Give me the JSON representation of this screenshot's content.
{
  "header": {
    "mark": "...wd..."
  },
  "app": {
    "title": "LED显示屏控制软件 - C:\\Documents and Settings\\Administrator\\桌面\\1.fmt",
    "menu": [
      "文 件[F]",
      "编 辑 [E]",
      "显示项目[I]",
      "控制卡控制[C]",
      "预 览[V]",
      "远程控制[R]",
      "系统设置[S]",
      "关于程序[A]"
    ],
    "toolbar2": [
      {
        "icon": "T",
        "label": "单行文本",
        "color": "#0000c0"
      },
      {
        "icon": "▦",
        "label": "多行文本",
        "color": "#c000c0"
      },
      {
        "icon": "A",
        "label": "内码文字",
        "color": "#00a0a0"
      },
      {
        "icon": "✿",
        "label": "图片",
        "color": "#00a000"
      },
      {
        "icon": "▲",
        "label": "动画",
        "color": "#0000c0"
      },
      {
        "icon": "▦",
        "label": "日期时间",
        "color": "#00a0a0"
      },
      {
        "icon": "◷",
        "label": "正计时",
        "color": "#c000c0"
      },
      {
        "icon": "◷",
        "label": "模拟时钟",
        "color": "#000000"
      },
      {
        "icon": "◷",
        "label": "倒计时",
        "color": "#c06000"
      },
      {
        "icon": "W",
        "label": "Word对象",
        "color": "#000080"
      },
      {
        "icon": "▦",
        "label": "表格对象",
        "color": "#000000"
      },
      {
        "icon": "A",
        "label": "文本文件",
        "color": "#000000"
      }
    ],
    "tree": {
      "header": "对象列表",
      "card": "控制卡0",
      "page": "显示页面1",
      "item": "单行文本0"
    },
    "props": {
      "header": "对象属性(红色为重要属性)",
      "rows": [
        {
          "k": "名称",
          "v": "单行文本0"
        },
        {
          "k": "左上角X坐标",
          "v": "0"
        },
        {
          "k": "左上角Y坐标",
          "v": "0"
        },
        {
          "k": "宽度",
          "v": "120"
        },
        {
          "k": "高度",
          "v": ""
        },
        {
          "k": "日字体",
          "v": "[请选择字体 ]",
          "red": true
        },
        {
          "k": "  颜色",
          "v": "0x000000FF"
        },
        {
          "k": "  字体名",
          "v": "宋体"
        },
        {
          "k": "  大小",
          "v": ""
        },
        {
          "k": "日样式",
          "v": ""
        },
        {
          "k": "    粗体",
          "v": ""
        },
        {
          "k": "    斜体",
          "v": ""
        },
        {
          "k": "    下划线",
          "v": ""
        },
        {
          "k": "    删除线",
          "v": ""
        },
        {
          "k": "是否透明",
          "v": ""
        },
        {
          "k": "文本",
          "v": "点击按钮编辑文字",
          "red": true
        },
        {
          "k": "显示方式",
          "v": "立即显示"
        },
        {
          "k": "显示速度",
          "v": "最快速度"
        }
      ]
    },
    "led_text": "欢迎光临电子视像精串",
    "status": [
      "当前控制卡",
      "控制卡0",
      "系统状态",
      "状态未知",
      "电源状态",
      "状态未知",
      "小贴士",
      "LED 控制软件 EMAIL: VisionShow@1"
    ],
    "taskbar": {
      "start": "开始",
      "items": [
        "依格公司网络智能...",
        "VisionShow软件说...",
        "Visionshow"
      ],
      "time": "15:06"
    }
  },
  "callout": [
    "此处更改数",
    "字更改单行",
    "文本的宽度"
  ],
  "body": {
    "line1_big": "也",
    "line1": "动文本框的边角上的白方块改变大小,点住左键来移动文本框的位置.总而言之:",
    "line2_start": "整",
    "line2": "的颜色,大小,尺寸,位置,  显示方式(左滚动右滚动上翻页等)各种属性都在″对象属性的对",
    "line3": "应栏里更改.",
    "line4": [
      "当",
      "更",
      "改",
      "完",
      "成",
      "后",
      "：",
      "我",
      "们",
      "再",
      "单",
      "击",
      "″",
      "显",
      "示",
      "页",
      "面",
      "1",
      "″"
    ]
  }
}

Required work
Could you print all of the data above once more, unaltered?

Solution to the exercise
Give me the JSON representation of this screenshot's content.
{
  "header": {
    "mark": "...wd..."
  },
  "app": {
    "title": "LED显示屏控制软件 - C:\\Documents and Settings\\Administrator\\桌面\\1.fmt",
    "menu": [
      "文 件[F]",
      "编 辑 [E]",
      "显示项目[I]",
      "控制卡控制[C]",
      "预 览[V]",
      "远程控制[R]",
      "系统设置[S]",
      "关于程序[A]"
    ],
    "toolbar2": [
      {
        "icon": "T",
        "label": "单行文本",
        "color": "#0000c0"
      },
      {
        "icon": "▦",
        "label": "多行文本",
        "color": "#c000c0"
      },
      {
        "icon": "A",
        "label": "内码文字",
        "color": "#00a0a0"
      },
      {
        "icon": "✿",
        "label": "图片",
        "color": "#00a000"
      },
      {
        "icon": "▲",
        "label": "动画",
        "color": "#0000c0"
      },
      {
        "icon": "▦",
        "label": "日期时间",
        "color": "#00a0a0"
      },
      {
        "icon": "◷",
        "label": "正计时",
        "color": "#c000c0"
      },
      {
        "icon": "◷",
        "label": "模拟时钟",
        "color": "#000000"
      },
      {
        "icon": "◷",
        "label": "倒计时",
        "color": "#c06000"
      },
      {
        "icon": "W",
        "label": "Word对象",
        "color": "#000080"
      },
      {
        "icon": "▦",
        "label": "表格对象",
        "color": "#000000"
      },
      {
        "icon": "A",
        "label": "文本文件",
        "color": "#000000"
      }
    ],
    "tree": {
      "header": "对象列表",
      "card": "控制卡0",
      "page": "显示页面1",
      "item": "单行文本0"
    },
    "props": {
      "header": "对象属性(红色为重要属性)",
      "rows": [
        {
          "k": "名称",
          "v": "单行文本0"
        },
        {
          "k": "左上角X坐标",
          "v": "0"
        },
        {
          "k": "左上角Y坐标",
          "v": "0"
        },
        {
          "k": "宽度",
          "v": "120"
        },
        {
          "k": "高度",
          "v": ""
        },
        {
          "k": "日字体",
          "v": "[请选择字体 ]",
          "red": true
        },
        {
          "k": "  颜色",
          "v": "0x000000FF"
        },
        {
          "k": "  字体名",
          "v": "宋体"
        },
        {
          "k": "  大小",
          "v": ""
        },
        {
          "k": "日样式",
          "v": ""
        },
        {
          "k": "    粗体",
          "v": ""
        },
        {
          "k": "    斜体",
          "v": ""
        },
        {
          "k": "    下划线",
          "v": ""
        },
        {
          "k": "    删除线",
          "v": ""
        },
        {
          "k": "是否透明",
          "v": ""
        },
        {
          "k": "文本",
          "v": "点击按钮编辑文字",
          "red": true
        },
        {
          "k": "显示方式",
          "v": "立即显示"
        },
        {
          "k": "显示速度",
          "v": "最快速度"
        }
      ]
    },
    "led_text": "欢迎光临电子视像精串",
    "status": [
      "当前控制卡",
      "控制卡0",
      "系统状态",
      "状态未知",
      "电源状态",
      "状态未知",
      "小贴士",
      "LED 控制软件 EMAIL: VisionShow@1"
    ],
    "taskbar": {
      "start": "开始",
      "items": [
        "依格公司网络智能...",
        "VisionShow软件说...",
        "Visionshow"
      ],
      "time": "15:06"
    }
  },
  "callout": [
    "此处更改数",
    "字更改单行",
    "文本的宽度"
  ],
  "body": {
    "line1_big": "也",
    "line1": "动文本框的边角上的白方块改变大小,点住左键来移动文本框的位置.总而言之:",
    "line2_start": "整",
    "line2": "的颜色,大小,尺寸,位置,  显示方式(左滚动右滚动上翻页等)各种属性都在″对象属性的对",
    "line3": "应栏里更改.",
    "line4": [
      "当",
      "更",
      "改",
      "完",
      "成",
      "后",
      "：",
      "我",
      "们",
      "再",
      "单",
      "击",
      "″",
      "显",
      "示",
      "页",
      "面",
      "1",
      "″"
    ]
  }
}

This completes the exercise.